Envision four actual nurses who work in your urgent care operation. You probably picture them smiling, or engaged in their jobs and providing care to patients. Now picture one of them being physically or verbally assaulted in the workplace—YOUR workplace. New data from the American Nurses Association suggest that’s a very real, and quantified, likelihood; workplace violence is so common that one out of four nurses acknowledges they’ve been the victim of assault of one kind or another while they’re working. Another piece of data, as cited in a report by Fox 4 Kansas City, reveals that the majority (over 70%) of workplace assaults between 2011 and 2013 happened in healthcare and social service settings. Finally, a study by the Occupational Health Safety Network found nurses and nursing assistants are the most likely to be injured in healthcare workplace assaults. Sometimes the perpetrator is a coworker or superior, but often it’s a patient or a patient’s family member. The Fox 4 story suggests the opioid crisis, behavioral health issues, and clinician shortage (making for a higher patient-to-provider ratio) all increase the risk. Congress is looking at creating legislation that would require hospitals to formulate antiviolence policies, but this is a problem in urgent care, as well. JUCM has published numerous articles reflecting the urgent care environment. You can read Preventing Sexual Harassment in the Urgent Care Workplace and Does Your Urgent Care Need A Chaperone Policy? in our archive.

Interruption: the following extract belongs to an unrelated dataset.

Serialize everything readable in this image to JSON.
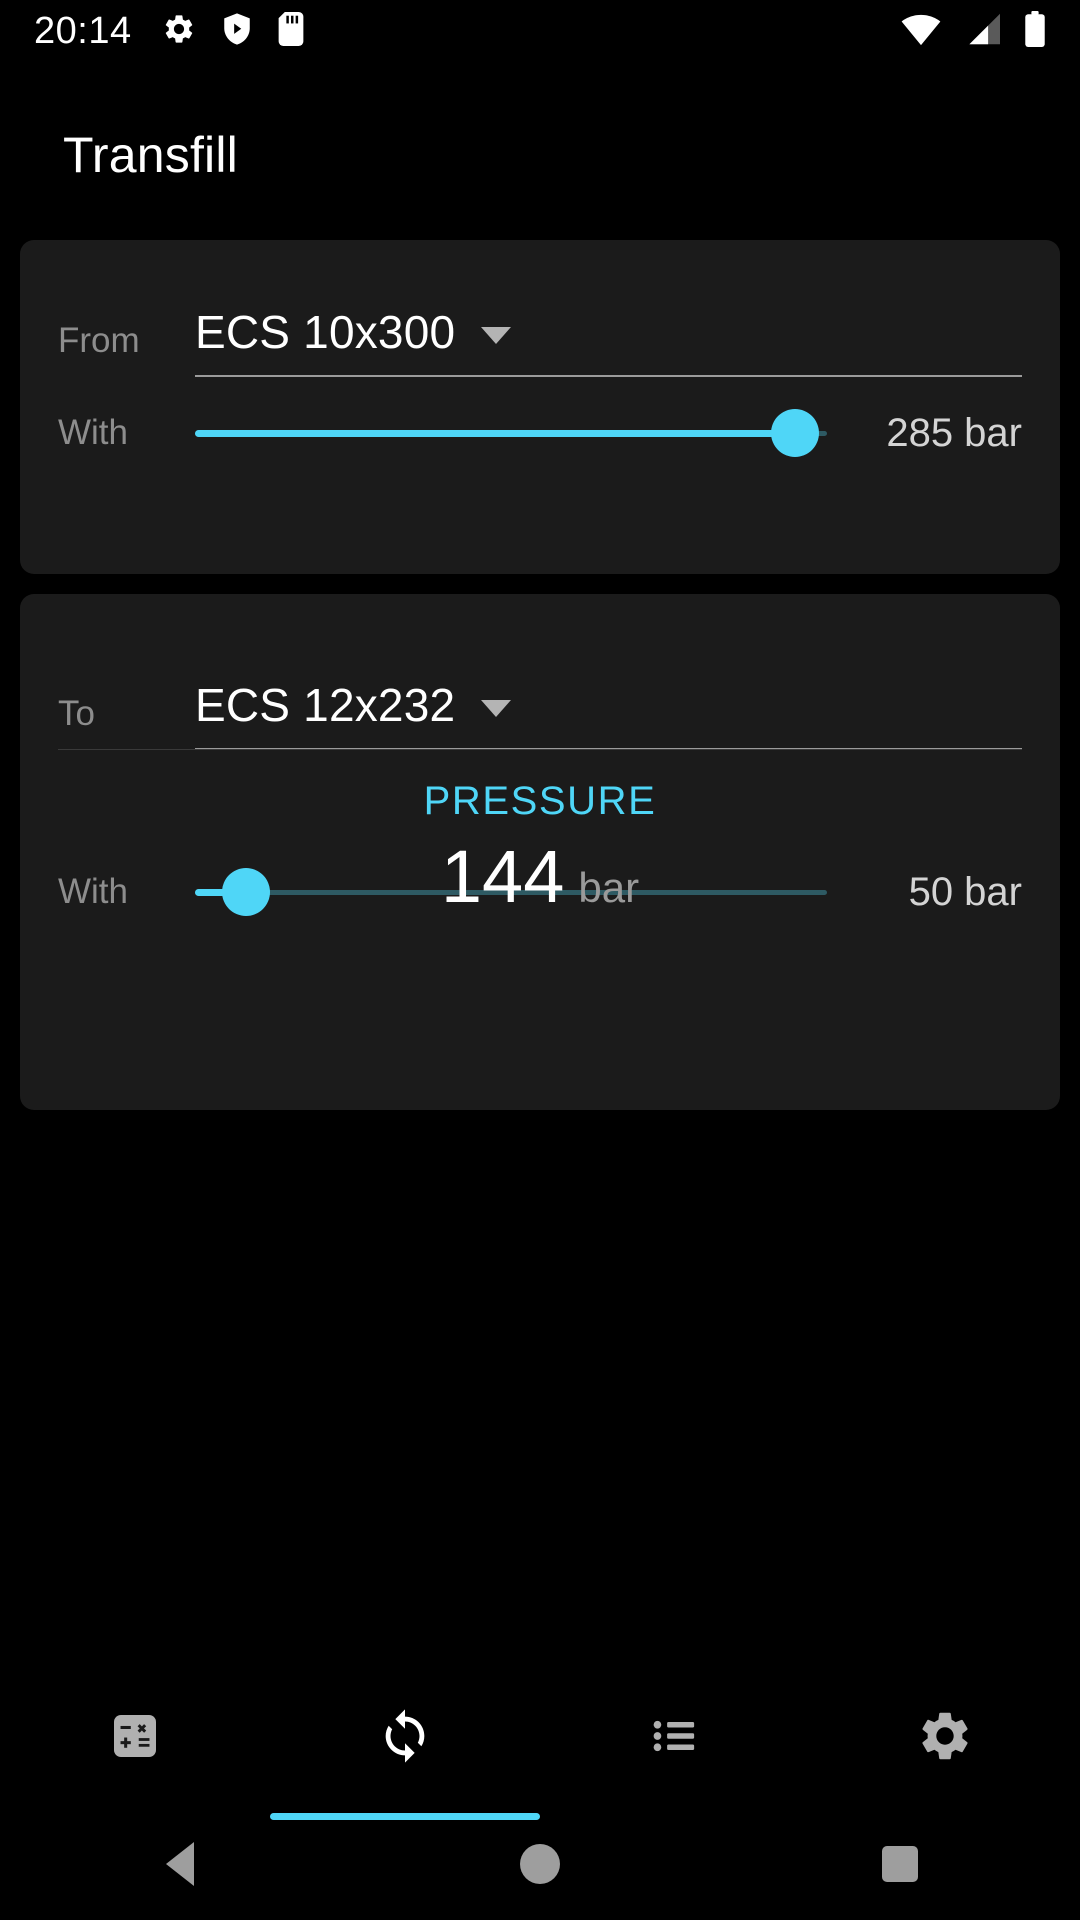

Are You Doing Enough to Protect Your Clinicians? The Data Suggest ‘Probably Not’